We might argue that it simply can't be so--we might be tempted to say there was and is no resurrection. Even Jesus' friends struggled to understand. They weren't ready to believe(John 20:23-26, Luke 24:11-12). It's easy to blame Thomas as the one who knew Jesus so well but still doubted--but others, the truth is nobody except God, David Lose argues, expects resurrection to happen. This is the moment when we see faith most clearly as a gift from God.
"Dead men don't rise." We say pointing to urns and cemeteries as proof. But Christ is proof and our faith is the evidence that somehow someway sustains us (Hebrews 11:1-2). It's faith that allows us to see that some day all things will be made new. Where there's sin the God of resurrection brings an attack of conscience, repentance, and amendment of life--and that cycle starts the beginning of new life in the here and now for an individual and a family. Where God brings faith there's no doubt that hope and joy will flow through the believer into all circumstances--and that cycle brings new life even in the face of sickness and immanent death.
Death is the final enemy--and Jesus rising is the evidence that God can defeat death. And for Jesus risen presence and work in my life today I give thanks.
Pax, John

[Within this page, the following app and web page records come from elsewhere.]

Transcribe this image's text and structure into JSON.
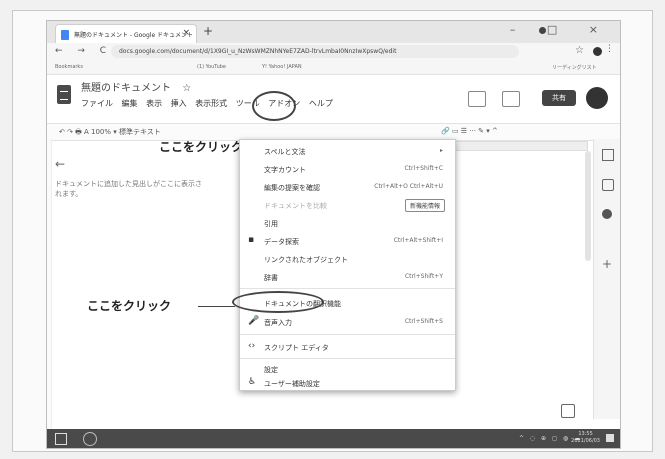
{
  "browser": {
    "tab_title": "無題のドキュメント - Google ドキュメント",
    "tab_close": "×",
    "new_tab": "+",
    "window_controls": "– □ ×",
    "nav_icons": "← → C ⌂",
    "url": "docs.google.com/document/d/1X9GI_u_NzWsWMZNhNYeE7ZAD-ltrvLmbaI0NnzIwXpswQ/edit",
    "star_icon": "☆",
    "menu_dots": "⋮",
    "bookmarks": [
      "Bookmarks",
      "(1) YouTube",
      "Y! Yahoo! JAPAN",
      "リーディングリスト"
    ]
  },
  "doc": {
    "title": "無題のドキュメント",
    "title_star": "☆",
    "menus": [
      "ファイル",
      "編集",
      "表示",
      "挿入",
      "表示形式",
      "ツール",
      "アドオン",
      "ヘルプ"
    ],
    "share_label": "共有",
    "toolbar_left": "↶ ↷ 🖶 A  100% ▾  標準テキスト",
    "toolbar_right": "🔗 ▭ ☰ ···  ✎ ▾ ^",
    "outline_back": "←",
    "outline_text": "ドキュメントに追加した見出しがここに表示されます。"
  },
  "tools_menu": {
    "items": [
      {
        "label": "スペルと文法",
        "shortcut": "▸"
      },
      {
        "label": "文字カウント",
        "shortcut": "Ctrl+Shift+C"
      },
      {
        "label": "編集の提案を確認",
        "shortcut": "Ctrl+Alt+O Ctrl+Alt+U"
      },
      {
        "label": "ドキュメントを比較",
        "badge": "新機能情報",
        "disabled": true
      },
      {
        "label": "引用"
      },
      {
        "label": "データ探索",
        "shortcut": "Ctrl+Alt+Shift+I",
        "icon": "▪"
      },
      {
        "label": "リンクされたオブジェクト"
      },
      {
        "label": "辞書",
        "shortcut": "Ctrl+Shift+Y"
      },
      {
        "label": "ドキュメントの翻訳機能"
      },
      {
        "label": "音声入力",
        "shortcut": "Ctrl+Shift+S",
        "icon": "🎤"
      },
      {
        "label": "スクリプト エディタ",
        "icon": "‹›"
      },
      {
        "label": "設定"
      },
      {
        "label": "ユーザー補助設定",
        "icon": "♿"
      }
    ]
  },
  "annotations": {
    "click_here_1": "ここをクリック",
    "click_here_2": "ここをクリック"
  },
  "taskbar": {
    "clock_time": "13:55",
    "clock_date": "2021/06/03"
  }
}
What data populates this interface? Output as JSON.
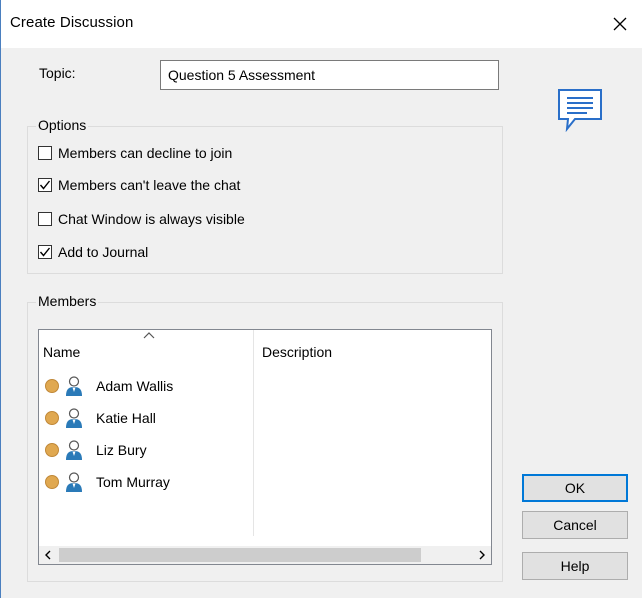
{
  "window": {
    "title": "Create Discussion"
  },
  "topic": {
    "label": "Topic:",
    "value": "Question 5 Assessment"
  },
  "options": {
    "legend": "Options",
    "items": [
      {
        "label": "Members can decline to join",
        "checked": false
      },
      {
        "label": "Members can't leave the chat",
        "checked": true
      },
      {
        "label": "Chat Window is always visible",
        "checked": false
      },
      {
        "label": "Add to Journal",
        "checked": true
      }
    ]
  },
  "members": {
    "legend": "Members",
    "columns": {
      "name": "Name",
      "description": "Description"
    },
    "rows": [
      {
        "name": "Adam Wallis",
        "status_color": "#e0a850",
        "icon": "user-icon"
      },
      {
        "name": "Katie Hall",
        "status_color": "#e0a850",
        "icon": "user-icon"
      },
      {
        "name": "Liz Bury",
        "status_color": "#e0a850",
        "icon": "user-icon"
      },
      {
        "name": "Tom Murray",
        "status_color": "#e0a850",
        "icon": "user-icon"
      }
    ]
  },
  "buttons": {
    "ok": "OK",
    "cancel": "Cancel",
    "help": "Help"
  },
  "colors": {
    "accent": "#0078d7",
    "status_away": "#e0a850",
    "chat_icon": "#2a6fc9"
  }
}
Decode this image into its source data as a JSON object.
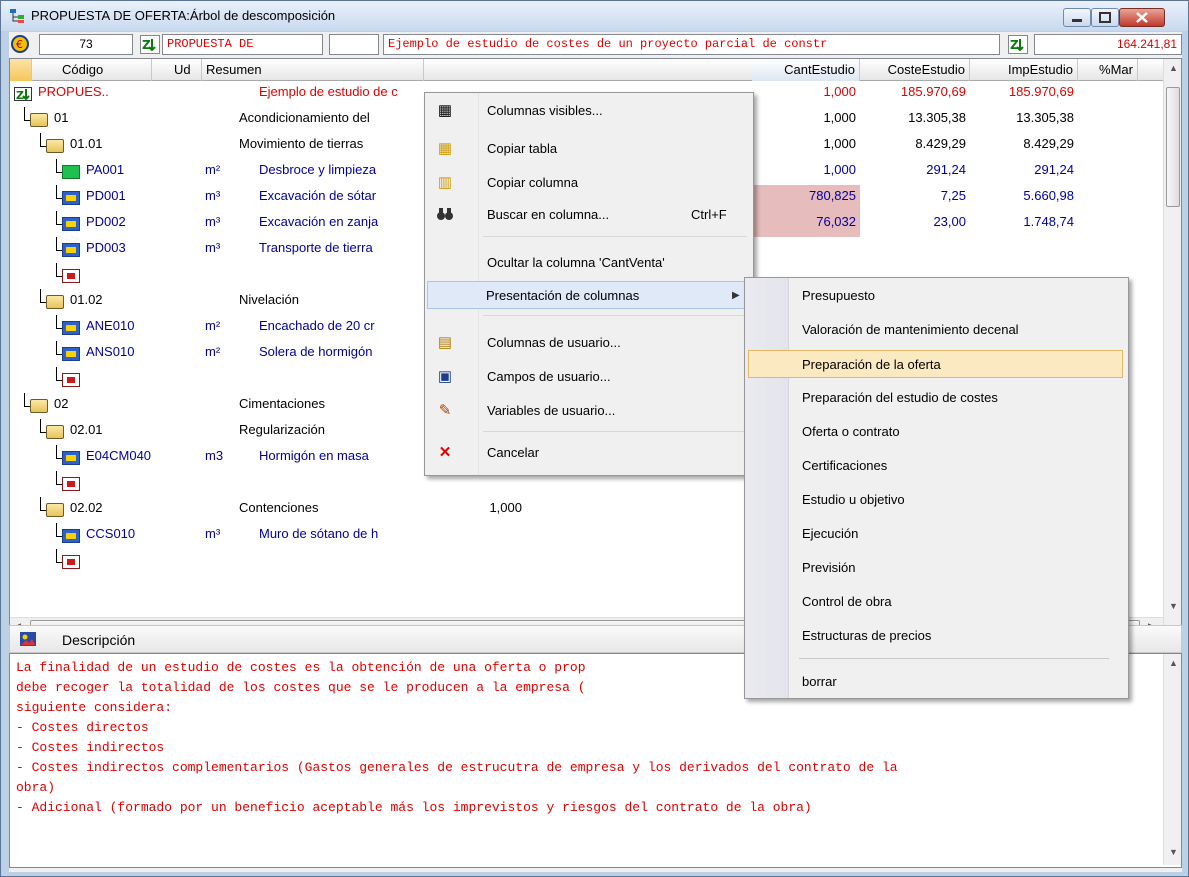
{
  "window": {
    "title": "PROPUESTA DE OFERTA:Árbol de descomposición"
  },
  "toolbar": {
    "count": "73",
    "code": "PROPUESTA DE",
    "unit": "",
    "summary": "Ejemplo de estudio de costes de un proyecto parcial de constr",
    "total": "164.241,81"
  },
  "grid": {
    "columns": [
      "Código",
      "Ud",
      "Resumen",
      "CantEstudio",
      "CosteEstudio",
      "ImpEstudio",
      "%Mar"
    ],
    "rows": [
      {
        "code": "PROPUES..",
        "ud": "",
        "summary": "Ejemplo de estudio de c",
        "cant": "1,000",
        "coste": "185.970,69",
        "imp": "185.970,69",
        "style": "red"
      },
      {
        "code": "01",
        "ud": "",
        "summary": "Acondicionamiento del",
        "cant": "1,000",
        "coste": "13.305,38",
        "imp": "13.305,38",
        "style": "black"
      },
      {
        "code": "01.01",
        "ud": "",
        "summary": "Movimiento de tierras",
        "cant": "1,000",
        "coste": "8.429,29",
        "imp": "8.429,29",
        "style": "black"
      },
      {
        "code": "PA001",
        "ud": "m²",
        "summary": "Desbroce y limpieza",
        "cant": "1,000",
        "coste": "291,24",
        "imp": "291,24",
        "style": "navy"
      },
      {
        "code": "PD001",
        "ud": "m³",
        "summary": "Excavación de sótar",
        "cant": "780,825",
        "coste": "7,25",
        "imp": "5.660,98",
        "style": "navy"
      },
      {
        "code": "PD002",
        "ud": "m³",
        "summary": "Excavación en zanja",
        "cant": "76,032",
        "coste": "23,00",
        "imp": "1.748,74",
        "style": "navy"
      },
      {
        "code": "PD003",
        "ud": "m³",
        "summary": "Transporte de tierra",
        "cant": "",
        "coste": "",
        "imp": "",
        "style": "navy"
      },
      {
        "code": "",
        "ud": "",
        "summary": "",
        "cant": "",
        "coste": "",
        "imp": "",
        "style": "navy"
      },
      {
        "code": "01.02",
        "ud": "",
        "summary": "Nivelación",
        "cant": "",
        "coste": "",
        "imp": "",
        "style": "black"
      },
      {
        "code": "ANE010",
        "ud": "m²",
        "summary": "Encachado de 20 cr",
        "cant": "",
        "coste": "",
        "imp": "",
        "style": "navy"
      },
      {
        "code": "ANS010",
        "ud": "m²",
        "summary": "Solera de hormigón",
        "cant": "",
        "coste": "",
        "imp": "",
        "style": "navy"
      },
      {
        "code": "",
        "ud": "",
        "summary": "",
        "cant": "",
        "coste": "",
        "imp": "",
        "style": "navy"
      },
      {
        "code": "02",
        "ud": "",
        "summary": "Cimentaciones",
        "cant": "",
        "coste": "",
        "imp": "",
        "style": "black"
      },
      {
        "code": "02.01",
        "ud": "",
        "summary": "Regularización",
        "cant": "",
        "coste": "",
        "imp": "",
        "style": "black"
      },
      {
        "code": "E04CM040",
        "ud": "m3",
        "summary": "Hormigón en masa",
        "cant": "",
        "coste": "",
        "imp": "",
        "style": "navy"
      },
      {
        "code": "",
        "ud": "",
        "summary": "",
        "cant": "",
        "coste": "",
        "imp": "",
        "style": "navy"
      },
      {
        "code": "02.02",
        "ud": "",
        "summary": "Contenciones",
        "cant": "1,000",
        "coste": "",
        "imp": "",
        "style": "black"
      },
      {
        "code": "CCS010",
        "ud": "m³",
        "summary": "Muro de sótano de h",
        "cant": "",
        "coste": "",
        "imp": "",
        "style": "navy"
      },
      {
        "code": "",
        "ud": "",
        "summary": "",
        "cant": "",
        "coste": "",
        "imp": "",
        "style": "navy"
      }
    ]
  },
  "context_menu": {
    "items": [
      {
        "label": "Columnas visibles...",
        "shortcut": "",
        "icon": "visible-columns-icon"
      },
      {
        "label": "Copiar tabla",
        "shortcut": "",
        "icon": "copy-table-icon"
      },
      {
        "label": "Copiar columna",
        "shortcut": "",
        "icon": "copy-column-icon"
      },
      {
        "label": "Buscar en columna...",
        "shortcut": "Ctrl+F",
        "icon": "binoculars-icon"
      },
      {
        "label": "Ocultar la columna 'CantVenta'",
        "shortcut": "",
        "icon": ""
      },
      {
        "label": "Presentación de columnas",
        "shortcut": "",
        "icon": ""
      },
      {
        "label": "Columnas de usuario...",
        "shortcut": "",
        "icon": "user-columns-icon"
      },
      {
        "label": "Campos de usuario...",
        "shortcut": "",
        "icon": "user-fields-icon"
      },
      {
        "label": "Variables de usuario...",
        "shortcut": "",
        "icon": "user-variables-icon"
      },
      {
        "label": "Cancelar",
        "shortcut": "",
        "icon": "cancel-icon"
      }
    ]
  },
  "submenu": {
    "items": [
      "Presupuesto",
      "Valoración de mantenimiento decenal",
      "Preparación de la oferta",
      "Preparación del estudio de costes",
      "Oferta o contrato",
      "Certificaciones",
      "Estudio u objetivo",
      "Ejecución",
      "Previsión",
      "Control de obra",
      "Estructuras de precios",
      "borrar"
    ],
    "selected": "Preparación de la oferta"
  },
  "description": {
    "title": "Descripción",
    "lines": [
      "La finalidad de un estudio de costes es la obtención de una oferta o prop",
      "debe recoger la totalidad de los costes que se le producen a la empresa (",
      "siguiente considera:",
      "- Costes directos",
      "- Costes indirectos",
      "- Costes indirectos complementarios (Gastos generales de estrucutra de empresa y los derivados del contrato de la",
      "obra)",
      "- Adicional (formado por un beneficio aceptable más los imprevistos y riesgos del contrato de la obra)"
    ]
  },
  "colors": {
    "accent_red": "#e00000",
    "item_navy": "#0000a0",
    "cost_cell_bg": "#e7bcbc",
    "submenu_highlight": "#fbe9c2"
  }
}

Saturday, March 30, 2013

Know the Resurrection? Luke 24:1-12?

Christians know double joy in celebrating Resurrection Day.

  1. is the joy of knowing that Jesus has died, been buried, and risen forever conquering sin, death, and the devil.
  2. is the simple joy of knowing Jesus is the resurrection. He said as much just before he called into a tomb and Lazarus who had been dead long enough for his body to begin decaying came of alive (John 11:25).
Jesus is the resurrection. Sure He is the boy from the manger; but today we meet him in lives in our time. He's the man who cast out daemons 2000 years ago and walks with us today as we face temptation and evil in our time. Jesus was the one who called his first followers to love others as much we love ourselves. Today through his Word he is still offering us this life changing invitation. Jesus is the healer who made broken people whole in Israel 2000 years ago and he's the one we pray to today in trust and confidence that in Him we find a way past past death.
Jesus is the Resurrection. 2000 years ago hurting people reached out to touch him knowing that he would and could bring healing into their lives. Today He's the one who is now and forever bringing hope and joy in all circumstances of life.
Jesus friends had first hand experience of death's power. They'd watched him suffer and die. They very personally walked in grief until Jesus rose. This story of new life breaking in is surprisingly sweet to tell over and over again. The details in the 4 Gospels unlock different dimensions of the story.
In Luke Women came the tomb with spices. We presume they came to honor Jesus on last time--but they didn't find His body. Instead 2 men in dazzling white greeted them with a question that rings sweetly in our ears today, Why do you look for the living among the dead? He is not here but has risen. Jesus, the death defying God/man was then and is now alive. Jesus, the live giver, is the resurrection. Jesus' open tomb and risen body is the evidence. He is life that overcomes death and gives us hope in which we rejoice today. No matter the circumstances--Jesus death defying life always renews us and gives us more reason to hope.
Easter Blessings, John